TRUMP: I wouldn't dispute that. I'm a competitive person. It's not an overly complex theory; I've heard it with respect to many successful sons. I totally loved my father, but I would say that in the beginning especially I was competitive with my father, yes.
PLAYBOY: How were you two different?
TRUMP: That's a tough question to answer. We had a lot of the same qualities in terms of negotiation, in terms of certain aspects of running a business. My father understood how to build, and I learned a lot from him. I learned about construction, about building. But if I had an edge over my father, it might have been in concepts—the concept of a building. It also might have been in scope. I would rather sell apartments to billionaires who want to live on Fifth Avenue and 57th Street than sell apartments to people in Brooklyn who are wonderful people but are going to chisel me down because every penny is important. My father never really got away from Brooklyn and Queens. He was very successful there, but he was more comfortable selling a piece of land in Brooklyn for $1 a foot than in Manhattan for $1,000 a foot. You have to be comfortable with what you're doing or you won't be successful. I used to stand on the other side of the East River and look at Manhattan. I'd always admired the great buildings, and now I own many of them. I own the land under the Empire State Building.

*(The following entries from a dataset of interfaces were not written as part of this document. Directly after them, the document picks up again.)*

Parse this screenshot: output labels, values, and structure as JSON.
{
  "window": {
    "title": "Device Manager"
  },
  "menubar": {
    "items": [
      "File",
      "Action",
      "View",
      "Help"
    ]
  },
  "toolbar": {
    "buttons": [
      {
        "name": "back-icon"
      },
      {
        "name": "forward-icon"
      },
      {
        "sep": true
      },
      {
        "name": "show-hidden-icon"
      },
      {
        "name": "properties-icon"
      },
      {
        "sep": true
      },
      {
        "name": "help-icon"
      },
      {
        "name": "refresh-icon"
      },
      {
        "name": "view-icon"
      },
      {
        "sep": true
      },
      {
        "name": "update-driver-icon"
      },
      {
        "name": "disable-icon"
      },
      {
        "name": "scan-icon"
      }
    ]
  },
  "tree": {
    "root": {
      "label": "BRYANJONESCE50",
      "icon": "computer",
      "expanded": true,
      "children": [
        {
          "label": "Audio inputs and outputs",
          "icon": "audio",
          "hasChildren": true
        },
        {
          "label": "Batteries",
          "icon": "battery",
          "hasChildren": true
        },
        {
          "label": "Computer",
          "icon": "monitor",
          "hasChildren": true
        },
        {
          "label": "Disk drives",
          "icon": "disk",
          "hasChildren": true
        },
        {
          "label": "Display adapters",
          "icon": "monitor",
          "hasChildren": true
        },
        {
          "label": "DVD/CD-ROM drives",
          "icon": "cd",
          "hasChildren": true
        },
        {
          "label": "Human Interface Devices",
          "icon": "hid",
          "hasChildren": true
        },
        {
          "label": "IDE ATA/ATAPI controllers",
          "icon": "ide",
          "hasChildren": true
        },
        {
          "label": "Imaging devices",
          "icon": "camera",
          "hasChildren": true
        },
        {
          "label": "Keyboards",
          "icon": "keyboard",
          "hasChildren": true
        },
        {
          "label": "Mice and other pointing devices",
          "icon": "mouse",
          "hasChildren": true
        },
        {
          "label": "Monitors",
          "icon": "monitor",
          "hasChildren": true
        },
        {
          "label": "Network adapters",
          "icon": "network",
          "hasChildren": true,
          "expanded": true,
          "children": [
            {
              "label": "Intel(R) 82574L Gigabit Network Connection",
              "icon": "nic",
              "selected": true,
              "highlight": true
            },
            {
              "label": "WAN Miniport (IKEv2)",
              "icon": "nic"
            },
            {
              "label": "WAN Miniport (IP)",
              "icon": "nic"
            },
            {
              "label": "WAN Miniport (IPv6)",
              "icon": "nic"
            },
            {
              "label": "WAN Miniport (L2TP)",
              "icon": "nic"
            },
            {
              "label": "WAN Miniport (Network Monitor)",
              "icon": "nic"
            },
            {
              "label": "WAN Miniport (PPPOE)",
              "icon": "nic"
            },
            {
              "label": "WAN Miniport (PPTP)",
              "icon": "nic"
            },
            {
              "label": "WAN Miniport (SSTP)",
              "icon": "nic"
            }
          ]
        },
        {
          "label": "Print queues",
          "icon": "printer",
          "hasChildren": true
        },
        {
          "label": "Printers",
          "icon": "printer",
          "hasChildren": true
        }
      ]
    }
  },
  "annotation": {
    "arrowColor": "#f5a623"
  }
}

I own 40 Wall Street, which for a time was the tallest building in the world and now, sadly, is the tallest building in downtown Manhattan.